The literal benchmark for D/A converter performance at the approximate price level of the Grace m902 is Benchmark's DAC-1 ($975). The Benchmark is also a D/A headphone amplifier, with balanced and unbalanced line outputs as well as headphone jacks, but has digital inputs only. Though of similar size, the DAC-1 has a more utilitarian appearance than the m902.
With CD data, the differences were small, but that doesn't mean they weren't significant. Jack Johnson's rather throaty voice on On and On has been recorded with a bit of a mid-treble bark. The Benchmark reproduced this in full; the Grace softened its edge a little.
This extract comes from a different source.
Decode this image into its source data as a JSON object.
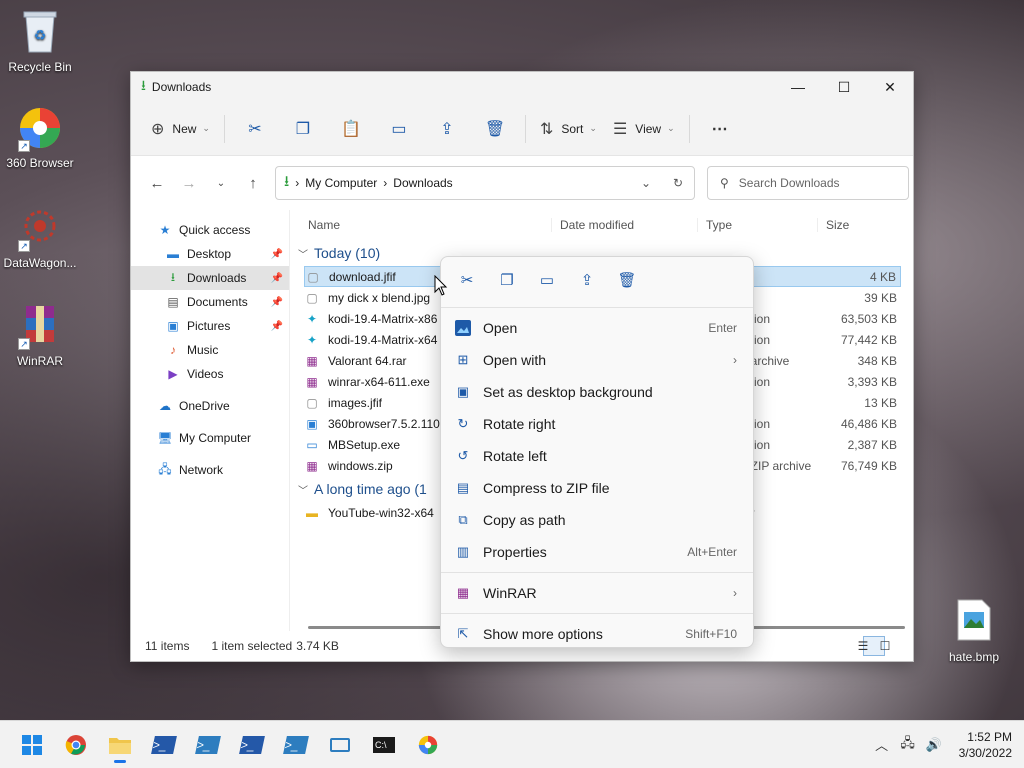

On the other hand, the Benchmark painted transient edges on more naturally miked recordings—for example, my recording of the Mozart G-Minor Piano Quartet, K.478, on Bravo! (CD, Stereophile STPH014-2)—that little bit more effectively.
Peculiarly, the Benchmark's presentation sounded a little more distant than the Grace's. On this Mozart recording, I used a touch of Lexicon-derived reverberation to flesh out the over-dry sound that resulted from the rather close miking I'd had to employ. (For a discussion of this, see the article in our free online archives.) The Grace's reproduction of the reverb was actually closer to what I had intended when I mixed the CD, while the Benchmark was a little wetter; ie, more distantly balanced.
For my final comparisons between the Grace and the Benchmark, again I fed them from the Levinson, this time playing back 24-bit/88.2kHz master files of some of my recordings on my Apple PowerBook using a Metric Halo MIO2882 FireWire interface to provide an AES/EBU link to the Levinson.
At the time of writing, I am editing and mixing There Lies the Home, an album by Minnesotan choir Cantus of songs connected with the sea, scheduled to be released on CD early this summer. A particular favorite is Songs of the Sea, a collection of songs by English composer Sir Charles Stanford for baritone soloist with piano and male choir accompaniment. Soloist Kelvin Chan was in fine form for the June 2005 sessions, which were his swan song before leaving Cantus to pursue his love of opera performance. Over the Benchmark, both Kelvin and the sound of the piano on "Drake's Drum," the story of Sir Francis Drake awaiting the arrival of the Spanish Armada, were a little more reverberant than over the Grace. The m902 also sounded very slightly more warm than the DAC-1, perhaps due to more apparent energy in the lower mids, or perhaps to slightly less energy in the mid-treble. Both presentations were acceptable, but had I mixed with the Benchmark, I would gone for rather more of the closer mikes in the balance.
Overall, I enjoyed my time with the Grace m902. While it doesn't sound significantly better than the cheaper Benchmark, merely different, the fact that it offers analog as well as digital inputs and a remote control puts it in a different product class. I didn't do any serious headphone listening, so I asked Wes Phillips to add some thoughts below, but I highly recommend the m902 as a D/A preamp.—John Atkinson